Greater Manchester Mental Health NHS Foundation Trust (GMMH) works with system partners to provide Improving Access to Psychological Therapy (IAPT) services in Bolton, Manchester, Salford, Trafford, and Wigan.
Within these boroughs, a record of 24,915 people completed a full course of talking therapy over 2020/21.
Across England the number is up around 5% on the 606,192 in the year before, as many people struggled with their mental health during the pandemic.
The data on NHS England’s Improving Access to Psychological Therapies (IAPT) programme, published recently (25 November 2021) by NHS Digital, also shows more than half of people completing a course of treatment for conditions including depression and anxiety, recovered from their condition in England.
Dr Dale Huey, IAPT Clinical Lead for GM and Strategic Lead for Psychological Services at GMMH said:
“At the start of the pandemic, our brilliant GMMH staff worked quickly to make sure our psychological services remained open and safe for all.

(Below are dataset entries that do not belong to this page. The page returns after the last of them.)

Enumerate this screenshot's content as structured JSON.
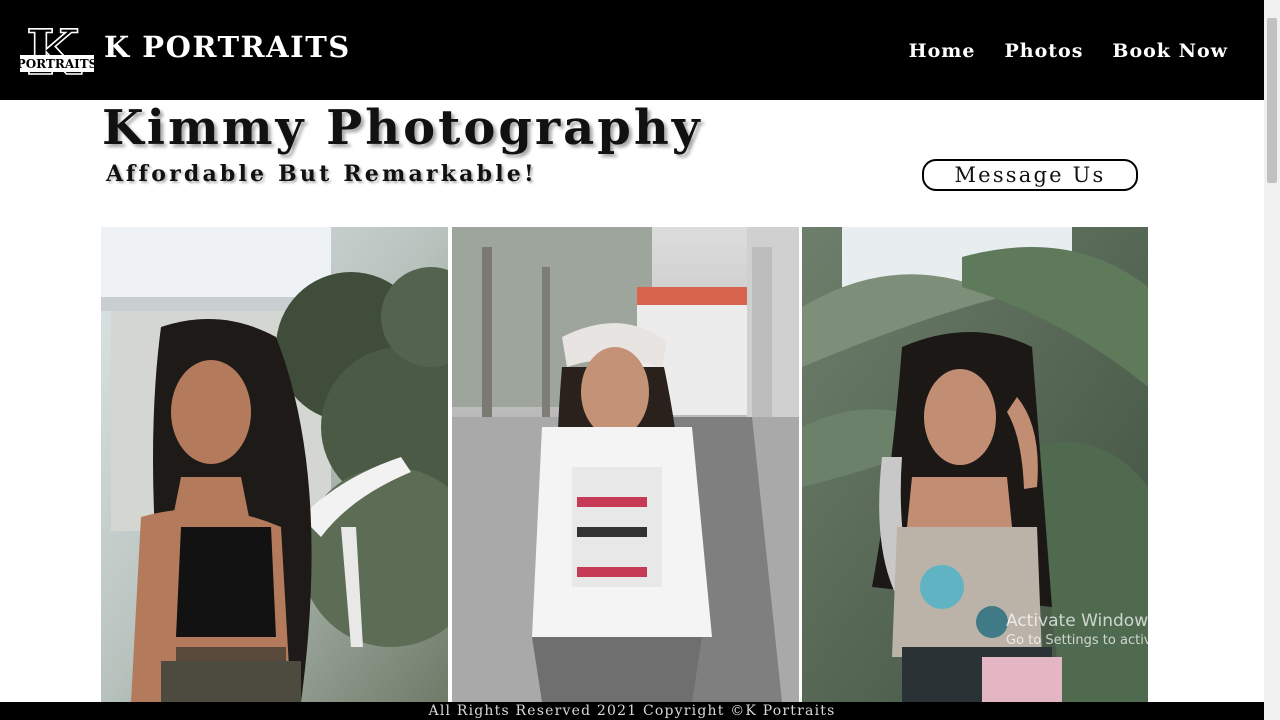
{
  "header": {
    "logo_text": "PORTRAITS",
    "brand": "K PORTRAITS",
    "nav": [
      {
        "label": "Home"
      },
      {
        "label": "Photos"
      },
      {
        "label": "Book Now"
      }
    ]
  },
  "hero": {
    "title": "Kimmy Photography",
    "subtitle": "Affordable But Remarkable!",
    "message_button": "Message Us"
  },
  "gallery": {
    "photos": [
      {
        "subject": "woman-black-top-garden"
      },
      {
        "subject": "woman-bandana-white-tshirt"
      },
      {
        "subject": "woman-floral-top-palms"
      }
    ]
  },
  "watermark": {
    "title": "Activate Windows",
    "subtitle": "Go to Settings to activate Windows."
  },
  "footer": {
    "copyright": "All Rights Reserved 2021 Copyright ©K Portraits"
  },
  "colors": {
    "navbar_bg": "#000000",
    "nav_text": "#ffffff",
    "page_bg": "#ffffff",
    "footer_bg": "#000000"
  }
}
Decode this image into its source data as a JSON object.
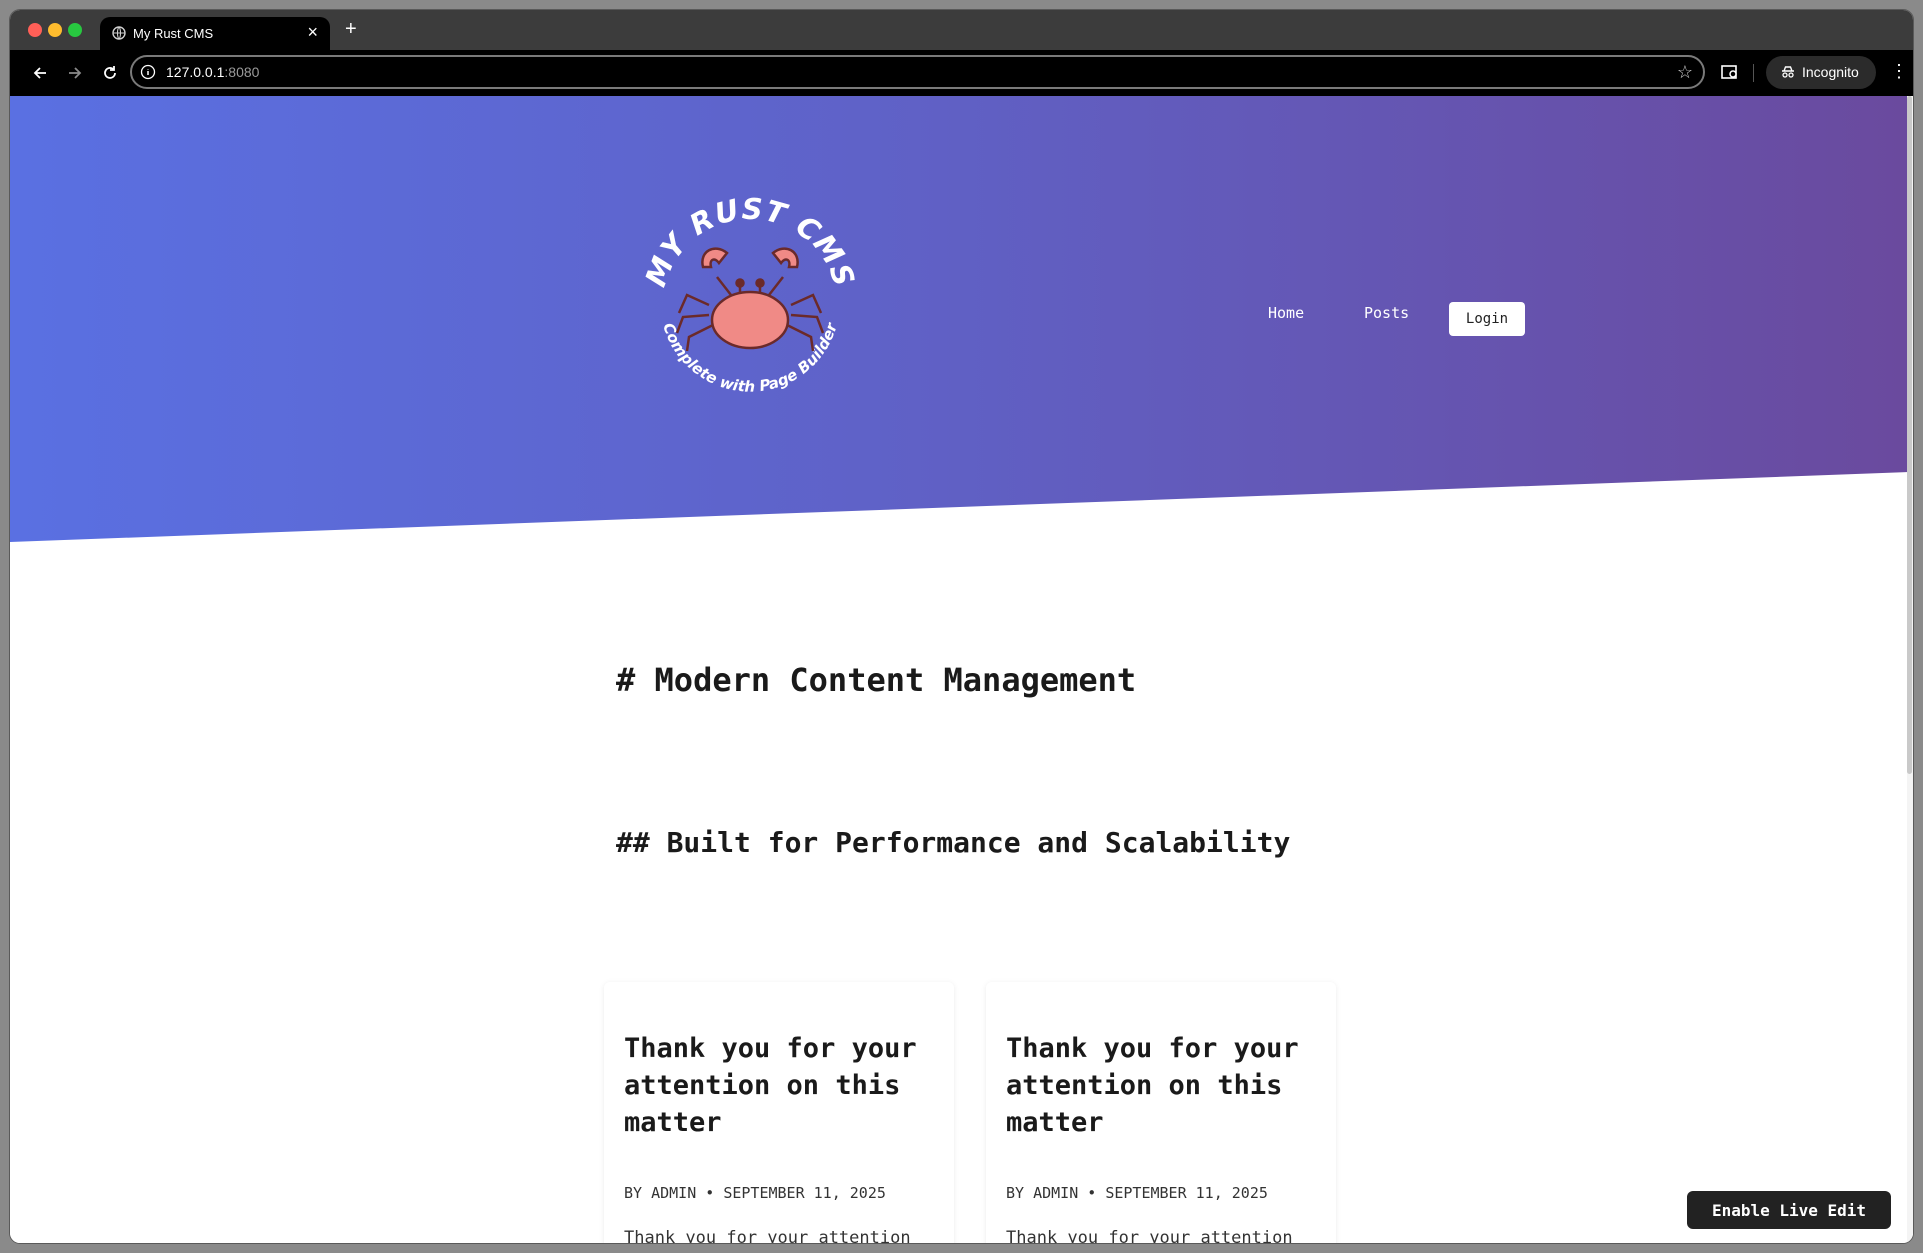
{
  "browser": {
    "tab_title": "My Rust CMS",
    "new_tab_label": "+",
    "close_tab_label": "×",
    "url_host": "127.0.0.1",
    "url_port": ":8080",
    "incognito_label": "Incognito",
    "menu_label": "⋮",
    "star_label": "☆"
  },
  "site": {
    "logo_top_text": "MY RUST CMS",
    "logo_bottom_text": "Complete with Page Builder",
    "nav": {
      "home": "Home",
      "posts": "Posts",
      "login": "Login"
    },
    "colors": {
      "hero_start": "#5a70e2",
      "hero_end": "#6a4a9e",
      "crab": "#f08a86"
    }
  },
  "content": {
    "heading1": "# Modern Content Management",
    "heading2": "## Built for Performance and Scalability",
    "cards": [
      {
        "title": "Thank you for your attention on this matter",
        "meta": "BY ADMIN • SEPTEMBER 11, 2025",
        "excerpt": "Thank you for your attention"
      },
      {
        "title": "Thank you for your attention on this matter",
        "meta": "BY ADMIN • SEPTEMBER 11, 2025",
        "excerpt": "Thank you for your attention"
      }
    ]
  },
  "live_edit": {
    "label": "Enable Live Edit"
  }
}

“During lockdown and COVID restrictions, this meant delivering all talking therapy remotely via telephone or video call. This method has proven to be hugely effective, and the feedback we have received has been overwhelmingly positive. In a recent survey, the vast majority of responders said that they didn’t think the shift to telephone or video had affected the quality of the relationship they developed with their therapist nor their ability to make the progress they wanted in therapy.
“Now, we offer all service users the choice of telephone, video or in-person appointments – a flexible approach which has made this vital mental health support even more accessible, at a time when it is needed more than ever.
“We know that the last year and a half has had a huge impact on the mental health of our communities, and our message to people is clear: the NHS is yours and we are there for you. If you are struggling with your mental health, or know someone who is, please seek help either by referring yourself directly to your local IAPT service online or by contacting your local GP. Our 24/7 helpline is also available free of charge, any time, day or night, should you need mental health support.”
The NHS Long Term Plan committed to expanding access to IAPT services for adults and older adults with common mental health problems, with an ambition to reach 1.9m by 23/24, with a focus on those with long-term conditions.
Claire Murdoch, the NHS England’s National Mental Health Director, said:
“The world-leading NHS talking therapy programme has helped a record high number of people struggling with their mental health during the pandemic.
“Despite the huge impact of the pandemic and the NHS treating half a million seriously ill people with Covid-19, the health service increased the number of talking therapy sessions available to people and is set to expand the programme even further.”
Paul, a talking therapies NHS patient, said:
“I retired in 2016 after being been diagnosed with PTSD in 2009. Feeling abandoned and without support, I found my local IAPT post-retirement and it not only saved my life, it gave me a life.
“Over 12 months of talking therapy, I had retuned my engine and been given tools for my toolbox to assist in recognising my triggers and illness. Fast forward to 2021, I still have those tools in my toolbox but certain events have triggered my PTSD.
“Knowing that IAPT had previously helped me and gave me life, I have returned to IAPT to help me through this current challenge. The pandemic has meant that I have to receive my therapy remotely but I have almost immediately been feeling better since I started my treatment and I know I am on my way to further recovery and enhancement of my life”.
If you are struggling with your mental health, you can refer yourself to NHS talking therapy online (via www.nhs.uk/mental-health) or by speaking with your GP.
Or you can call GMMH’s free 24/7 helpline on 0800 953 0285 for Bolton, Salford, Trafford and Manchester, or 0800 051 3253 for Wigan.
The Every Mind Matters campaign also provides practical support for both adults and children and young people.